So, how did McLaughlin’s own songwriting evolve after his recent collaborations with present-day Nashville icons?
“Al is a very interesting character,” McLaughlin answered. “He has a sense of humor in his playing and writing that I had not worked with before. I saw something that was quite different. Al and even Shawn would say, ‘We got it just stupid enough, this is really good.’ Well to me, it isn’t that stupid [Laughs] but I understand what they mean. And Al’s soloing (on guitar) is sensational. He can play like big jazz player. Both those guys write around guitar riffs.”
McLaughlin’s guitar playing is cut from the Cowboy Jack Clement (Johnny Cash, Jerry Lee Lewis) minimalist school, enchanting spacious arrangements with bluesy, strumming rhythms.
McLaughlin will not cover any World Famous Headliner material at FitzGerald’s, but his own well of songs runs soul-deep.
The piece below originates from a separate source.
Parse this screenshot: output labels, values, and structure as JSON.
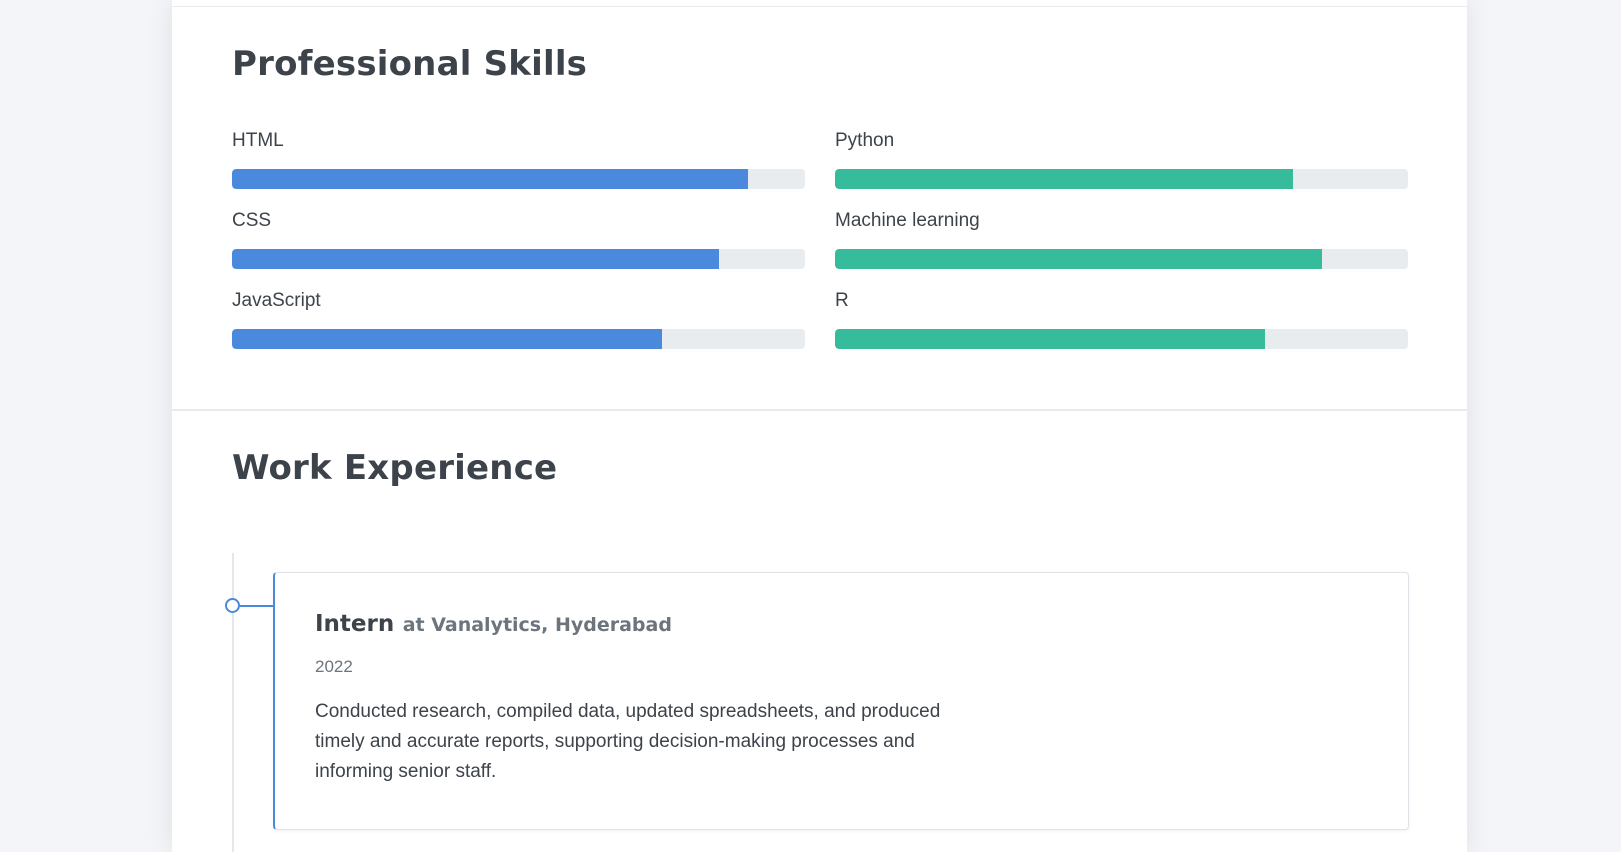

Fans can expect anything from “Taking a Walk,” the noble ballad he wrote with John Prine, to the hard-driving rhythm and roots anthem “Two Lights in the Night Time,” recently covered by Bonnie Raitt.
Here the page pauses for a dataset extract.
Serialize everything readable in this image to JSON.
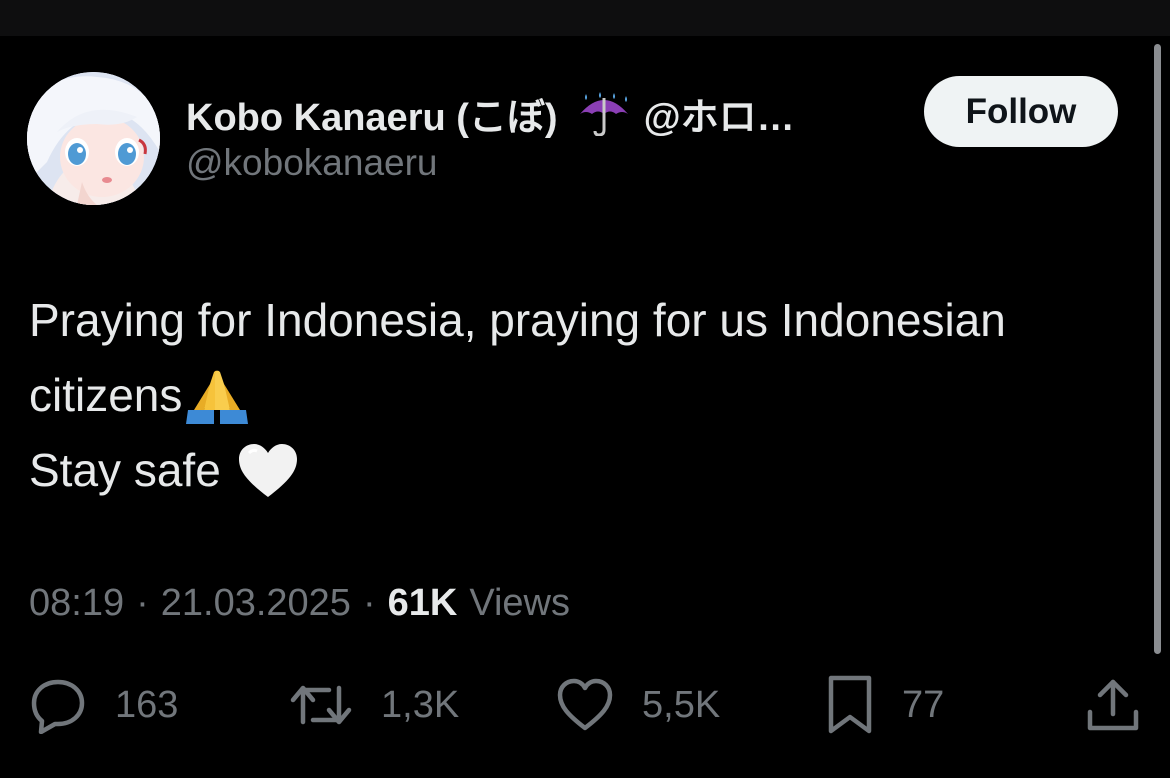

The World Famous Headliners are not McLaughlin’s first go around with an Americana “super group.” In the late 1990s he formed Tiny Town with Subdudes singer Tommy Malone and Subdudes/John Hiatt drummer Kenneth Blevins.
“These projects are pretty similar,” he said. “I listened to that Tiny Town record a couple months ago and I was surprised how much I liked it. A different character runs in these songs from one to the next and actually this writing might be a little more polished. The three of us (headliners) were encouraged by this publisher we were all writing for at the time to write some songs together and see what happened.
“Publishers just want more songs no matter how they can get them. It was very nice for me, because I wasn’t working with Al and Shawn regularly. (John) Prine came to see us and really liked it. There’s a lot of unison singing. It’s three Telecasters, bass and drums.”
In the last 15 years McLaughlin has found a comfortable Chicago outlet at FitzGerald’s for his soulful rock n’ roll that once had him pegged as “the Nashville Van Morrison.”
“Maybe the feel of the club is suited towards my music,” he said. “The family thing with Bill (FitzGerald) and (Bill’s wife) Kate and nephews and brothers. When I think of going to Chicago it has a lot to do with going to FitzGerald’s. It is no secret Chicago is a great place to play music.”